Web page and app entries
== == ==
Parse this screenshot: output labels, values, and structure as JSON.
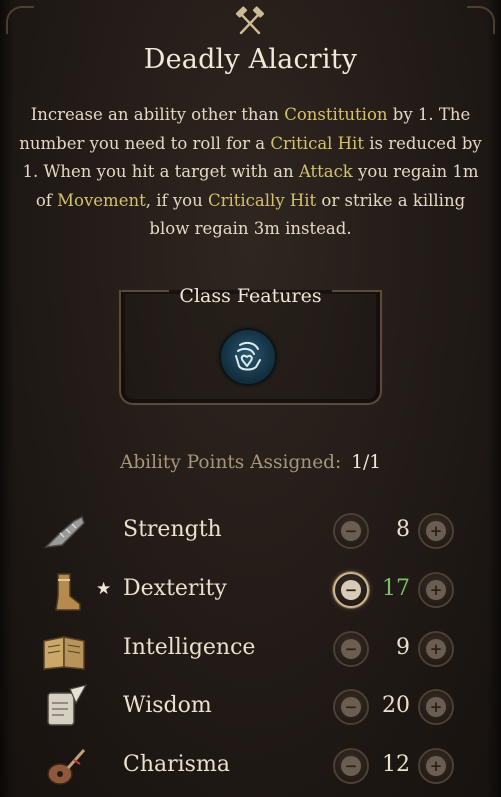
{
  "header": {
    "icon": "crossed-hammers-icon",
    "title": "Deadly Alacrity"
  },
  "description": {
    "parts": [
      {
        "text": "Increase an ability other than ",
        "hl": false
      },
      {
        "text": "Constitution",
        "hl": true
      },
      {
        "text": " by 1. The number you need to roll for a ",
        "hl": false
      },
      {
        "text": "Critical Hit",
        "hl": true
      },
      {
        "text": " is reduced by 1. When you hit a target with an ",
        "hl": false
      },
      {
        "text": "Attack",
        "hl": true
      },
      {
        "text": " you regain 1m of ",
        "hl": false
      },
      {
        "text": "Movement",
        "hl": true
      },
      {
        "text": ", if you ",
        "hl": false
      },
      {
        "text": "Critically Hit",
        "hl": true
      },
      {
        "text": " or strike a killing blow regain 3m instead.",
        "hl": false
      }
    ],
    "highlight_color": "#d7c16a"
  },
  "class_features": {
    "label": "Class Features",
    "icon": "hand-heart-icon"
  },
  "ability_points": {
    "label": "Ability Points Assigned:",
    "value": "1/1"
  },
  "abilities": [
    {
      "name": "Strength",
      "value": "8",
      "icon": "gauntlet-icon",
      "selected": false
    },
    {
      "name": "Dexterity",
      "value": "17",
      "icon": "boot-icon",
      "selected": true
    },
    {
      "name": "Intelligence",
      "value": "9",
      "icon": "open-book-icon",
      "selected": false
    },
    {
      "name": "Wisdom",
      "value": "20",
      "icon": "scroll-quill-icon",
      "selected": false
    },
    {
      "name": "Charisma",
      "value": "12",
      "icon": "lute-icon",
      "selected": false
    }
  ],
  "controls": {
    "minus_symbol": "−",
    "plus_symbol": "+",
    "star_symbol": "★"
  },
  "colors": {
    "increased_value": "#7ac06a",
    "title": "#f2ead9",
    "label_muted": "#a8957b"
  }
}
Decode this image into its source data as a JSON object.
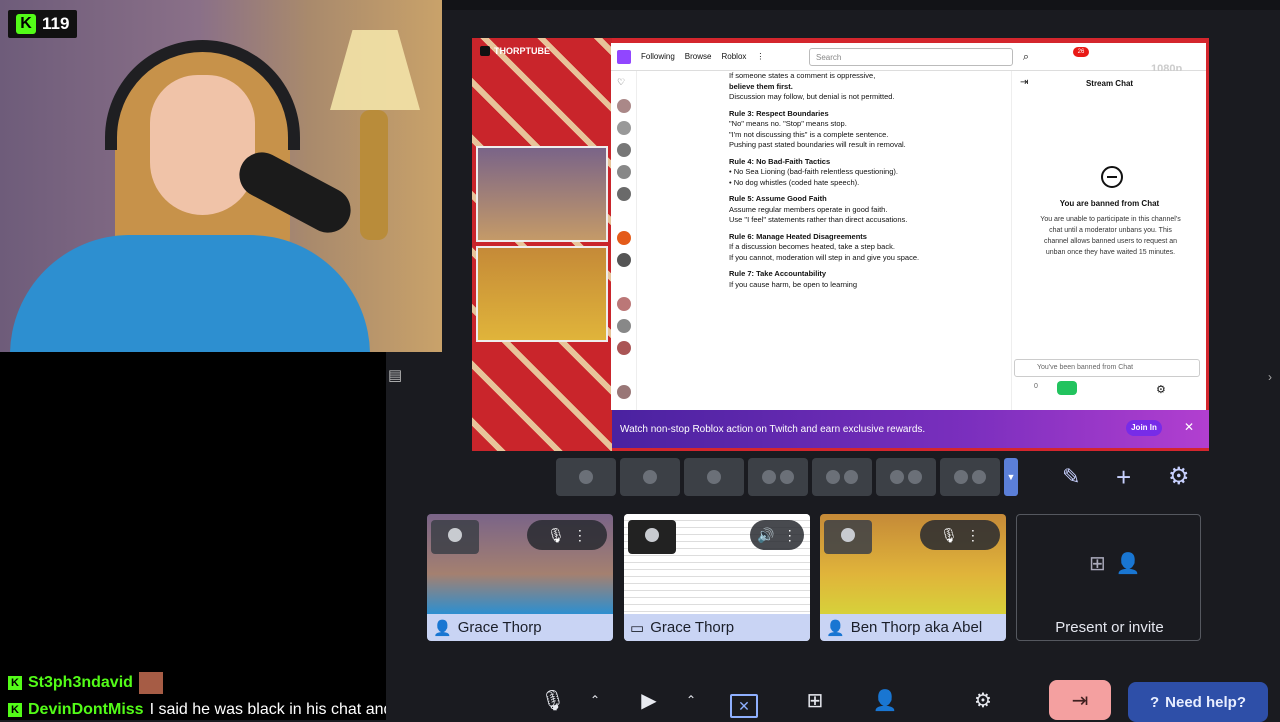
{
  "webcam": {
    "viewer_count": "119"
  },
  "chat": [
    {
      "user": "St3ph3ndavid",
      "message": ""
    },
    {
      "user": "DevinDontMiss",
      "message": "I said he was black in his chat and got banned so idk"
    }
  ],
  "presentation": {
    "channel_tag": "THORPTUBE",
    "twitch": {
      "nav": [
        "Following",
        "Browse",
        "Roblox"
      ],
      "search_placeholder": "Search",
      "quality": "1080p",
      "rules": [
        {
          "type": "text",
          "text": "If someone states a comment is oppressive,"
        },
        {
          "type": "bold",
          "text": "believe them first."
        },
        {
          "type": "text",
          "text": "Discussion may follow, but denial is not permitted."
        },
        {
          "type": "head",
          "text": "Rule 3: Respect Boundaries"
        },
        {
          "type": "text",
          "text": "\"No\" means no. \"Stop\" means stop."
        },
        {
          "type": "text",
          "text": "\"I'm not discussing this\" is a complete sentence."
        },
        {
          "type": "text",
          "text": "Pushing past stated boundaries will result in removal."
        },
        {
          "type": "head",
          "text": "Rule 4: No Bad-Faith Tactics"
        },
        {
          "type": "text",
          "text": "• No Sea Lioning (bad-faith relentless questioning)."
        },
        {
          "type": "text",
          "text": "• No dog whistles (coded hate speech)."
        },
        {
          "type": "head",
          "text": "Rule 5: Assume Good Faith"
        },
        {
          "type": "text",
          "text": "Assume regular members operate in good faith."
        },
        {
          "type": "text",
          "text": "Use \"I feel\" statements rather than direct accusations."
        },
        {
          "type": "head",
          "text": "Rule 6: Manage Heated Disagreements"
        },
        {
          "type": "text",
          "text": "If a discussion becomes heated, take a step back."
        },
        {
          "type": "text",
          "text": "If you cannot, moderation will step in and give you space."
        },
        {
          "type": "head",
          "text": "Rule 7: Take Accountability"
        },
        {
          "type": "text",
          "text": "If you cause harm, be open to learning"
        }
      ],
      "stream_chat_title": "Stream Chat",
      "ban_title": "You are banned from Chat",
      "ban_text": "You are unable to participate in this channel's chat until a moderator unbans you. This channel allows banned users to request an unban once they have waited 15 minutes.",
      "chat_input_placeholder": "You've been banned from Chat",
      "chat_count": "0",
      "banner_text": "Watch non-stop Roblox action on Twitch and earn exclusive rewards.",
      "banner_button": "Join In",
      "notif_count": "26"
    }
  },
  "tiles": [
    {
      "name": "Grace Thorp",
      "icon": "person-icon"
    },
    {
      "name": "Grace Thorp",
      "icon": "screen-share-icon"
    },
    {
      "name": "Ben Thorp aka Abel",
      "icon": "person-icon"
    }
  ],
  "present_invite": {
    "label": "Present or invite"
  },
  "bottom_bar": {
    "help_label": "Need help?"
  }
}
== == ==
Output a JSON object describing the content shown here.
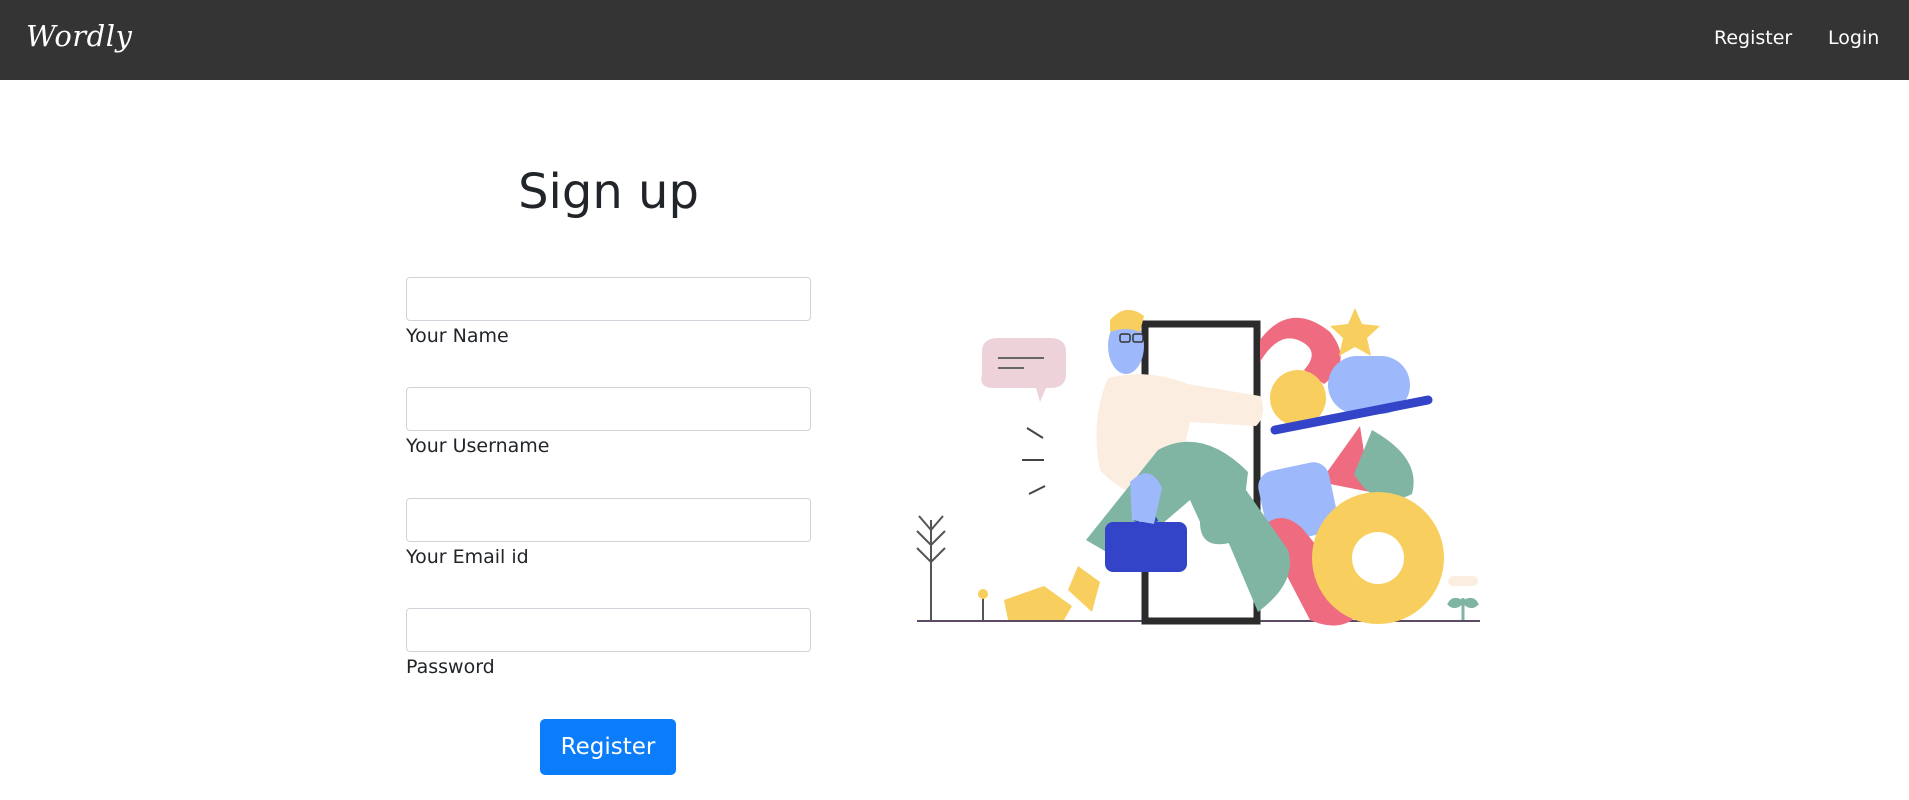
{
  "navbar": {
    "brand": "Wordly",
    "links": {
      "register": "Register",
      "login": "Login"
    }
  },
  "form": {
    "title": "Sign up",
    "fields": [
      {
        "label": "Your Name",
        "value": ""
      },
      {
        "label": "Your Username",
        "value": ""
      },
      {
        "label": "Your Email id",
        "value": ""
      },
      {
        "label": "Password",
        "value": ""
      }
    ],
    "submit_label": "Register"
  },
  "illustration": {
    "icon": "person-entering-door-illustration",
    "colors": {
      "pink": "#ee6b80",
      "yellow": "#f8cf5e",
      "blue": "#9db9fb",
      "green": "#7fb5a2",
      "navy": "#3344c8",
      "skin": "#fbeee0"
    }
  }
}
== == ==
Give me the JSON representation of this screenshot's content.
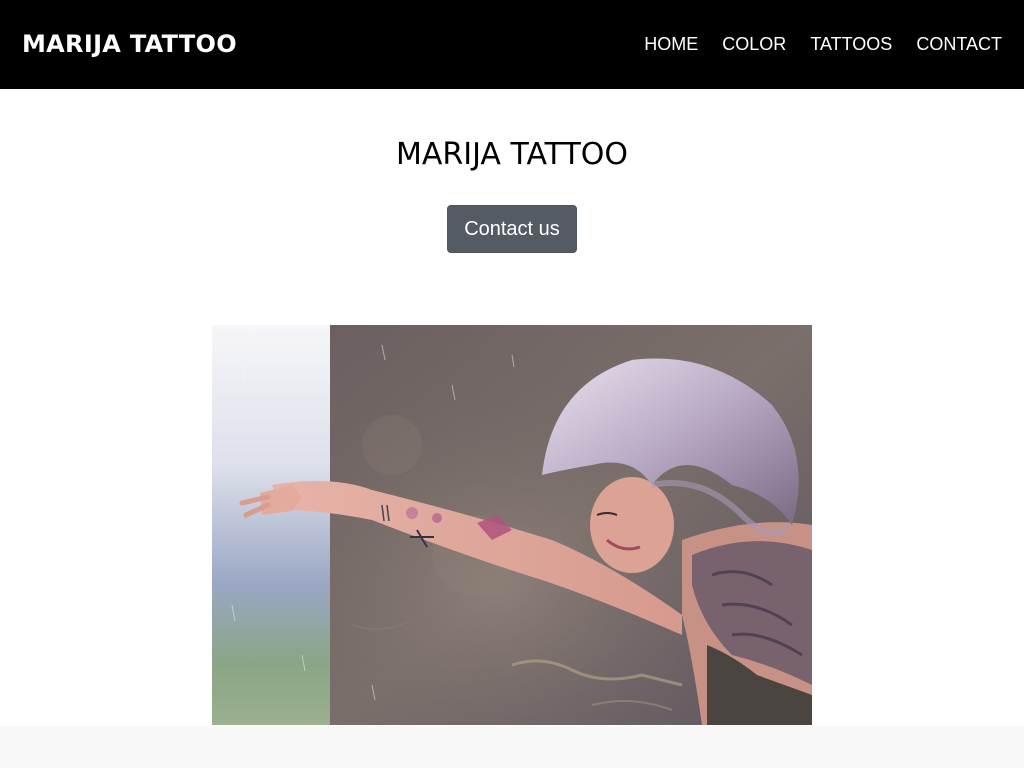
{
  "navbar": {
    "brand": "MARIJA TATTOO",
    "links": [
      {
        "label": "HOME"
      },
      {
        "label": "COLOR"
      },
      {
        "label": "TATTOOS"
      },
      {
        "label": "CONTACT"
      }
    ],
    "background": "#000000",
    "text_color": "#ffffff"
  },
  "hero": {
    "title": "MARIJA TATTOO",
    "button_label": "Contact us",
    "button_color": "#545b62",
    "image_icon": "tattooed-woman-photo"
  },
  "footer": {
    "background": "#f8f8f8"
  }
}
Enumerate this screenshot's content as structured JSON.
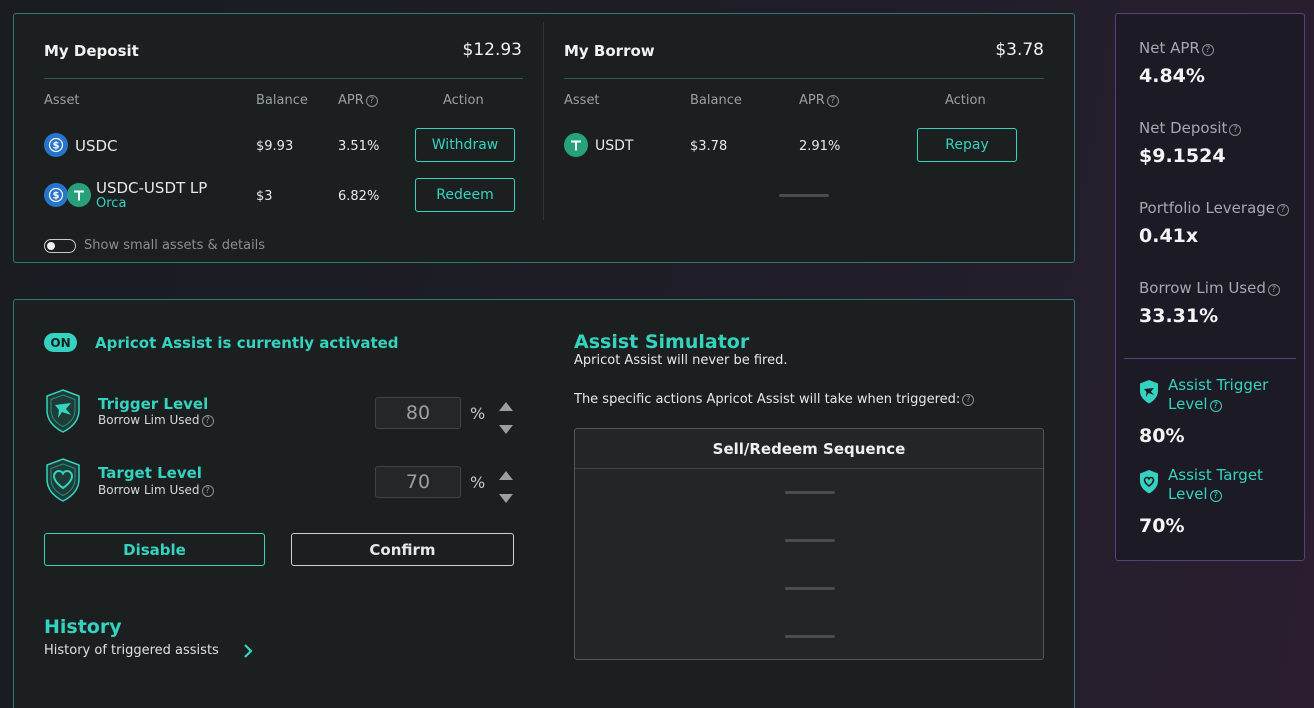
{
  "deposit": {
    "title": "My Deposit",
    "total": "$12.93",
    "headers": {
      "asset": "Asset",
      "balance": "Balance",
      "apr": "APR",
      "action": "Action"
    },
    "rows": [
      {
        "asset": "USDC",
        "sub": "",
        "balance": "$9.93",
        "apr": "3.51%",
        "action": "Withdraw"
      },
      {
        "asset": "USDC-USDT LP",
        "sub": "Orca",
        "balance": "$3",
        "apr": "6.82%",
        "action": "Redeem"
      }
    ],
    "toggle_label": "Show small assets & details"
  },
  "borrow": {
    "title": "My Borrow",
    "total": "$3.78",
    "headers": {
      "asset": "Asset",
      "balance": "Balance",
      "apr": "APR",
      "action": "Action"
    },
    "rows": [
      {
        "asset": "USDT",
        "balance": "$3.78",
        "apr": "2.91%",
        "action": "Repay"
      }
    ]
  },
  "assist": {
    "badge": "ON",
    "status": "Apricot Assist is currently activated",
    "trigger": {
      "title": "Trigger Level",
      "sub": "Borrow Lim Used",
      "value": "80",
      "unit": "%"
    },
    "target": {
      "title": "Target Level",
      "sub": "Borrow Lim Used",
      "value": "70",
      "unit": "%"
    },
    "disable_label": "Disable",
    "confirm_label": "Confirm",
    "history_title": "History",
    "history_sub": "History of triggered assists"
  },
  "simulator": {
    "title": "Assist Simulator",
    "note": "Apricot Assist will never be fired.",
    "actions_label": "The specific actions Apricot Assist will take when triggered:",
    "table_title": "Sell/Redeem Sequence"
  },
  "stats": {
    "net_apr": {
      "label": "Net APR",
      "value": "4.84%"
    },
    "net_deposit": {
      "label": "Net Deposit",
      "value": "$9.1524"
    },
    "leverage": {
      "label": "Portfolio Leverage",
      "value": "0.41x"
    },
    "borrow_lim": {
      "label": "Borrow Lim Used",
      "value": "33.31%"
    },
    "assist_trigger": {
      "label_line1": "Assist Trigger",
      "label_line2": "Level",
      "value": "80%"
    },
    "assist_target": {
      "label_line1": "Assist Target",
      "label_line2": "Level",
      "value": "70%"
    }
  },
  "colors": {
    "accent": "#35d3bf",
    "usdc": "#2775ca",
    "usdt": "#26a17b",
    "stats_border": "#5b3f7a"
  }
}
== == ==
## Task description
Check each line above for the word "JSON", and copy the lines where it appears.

## Expected answer
Parse this screenshot: output labels, values, and structure as JSON.
Decode this image into its source data as a JSON object.
Output a JSON object describing the content shown here.
Give me the JSON representation of this screenshot's content.
Enumerate this screenshot's content as structured JSON.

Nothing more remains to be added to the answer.